In fact, hemp oil can stimulate new follicle growth and even moisturise the skin. Cannabis shampoo is a hair care trend that’s worth trying because you’ll never find any of the harsh chemicals that are typically present in traditional shampoos and conditioners.
10. Paint and Varnish
Hemp seed oil can really come handy when it comes to painting porous surfaces such as raw wood. It’s perfect for creating a durable finish since it can be quickly be absorbed by surfaces. In addition, it dries just as quickly, making it a great varnish material.
This may be surprising to know but hemp can easily be used as an alternative to fuel the world, instead of the regular fossil fuel we call gasoline. Hemp happens to be a very environment-friendly and cost-effective fuel crop. Depending on the processing method used, it can produce two unique kinds of fuel: hemp ethanol and hemp biodiesel.
A quick revisit to the Mad Max movies and you might be able to figure out why the term ‘hempoline’ was used to refer to fuel – it’s not just a term the film producers had in the script ‘by accident’ because it refers to biodiesel fuel made from hemp.

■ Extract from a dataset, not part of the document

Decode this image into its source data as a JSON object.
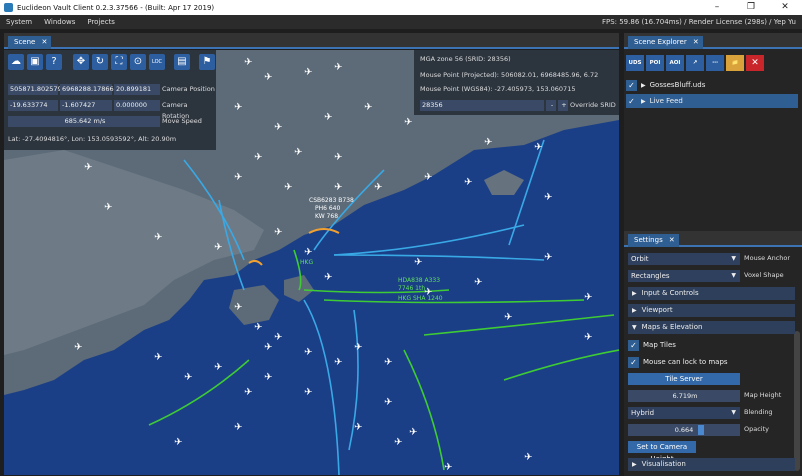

12. Purifier for Soil and Water
Industrial hemp extracted from the cannabis plant can also be used to get rid of the impurities from wastewater. This includes excessively high levels of phosphorus from chicken litter, sewage effluent or other undesirable chemicals.
Did you know that hemp is currently being used to get rid of the contaminants at one of the most toxic and radioactive places on Earth, the site of the Chernobyl nuclear disaster?
Even though far too dense to be used as a standalone baking flour, hemp flour when used along with other flours in a 1:4 ratio can be a very nutritious way to enjoy your favourite baked goodies. Since the flour is derived from hemp seeds, you’re getting a good dose of essential nutrients like omega-3 fatty acids and fibre. Hemp flour is also a great choice for those who are gluten intolerant or suffering from celiac disease.
Hemp seeds, when soaked and ground in water, can be used to produce hemp milk. Hemp milk forms a creamy texture and contains no dairy – making for a very refreshing and tasty treat for the lactose intolerant.
Just a single 8-ounce glass supplies the body with folic acid, iron, vitamins A, B12, E, D and more. Flavoured and non-flavoured varieties can be found at many convenient stores today.
15. Animal Food
Hemp-based animal meals can provide livestock with a good dose of the essential proteins they require in order to stay healthy. Hemp contains the globular variety of proteins – edistin and albumin – which means livestock can easily digest them.
Even though corn is the primary livestock feed today, cows are unable to digest it without antibiotic intervention. Hemp, however, poses none of these issues so cows will generally be healthier, live longer and be able to produce much better quality milk – and make for more satisfying steak, of course!
It’s probably fair to say that industrial hemp can turn around our planet for the better. With amazing potential to save the environment and even transform the economy, it is the key to a brighter, more prosperous future.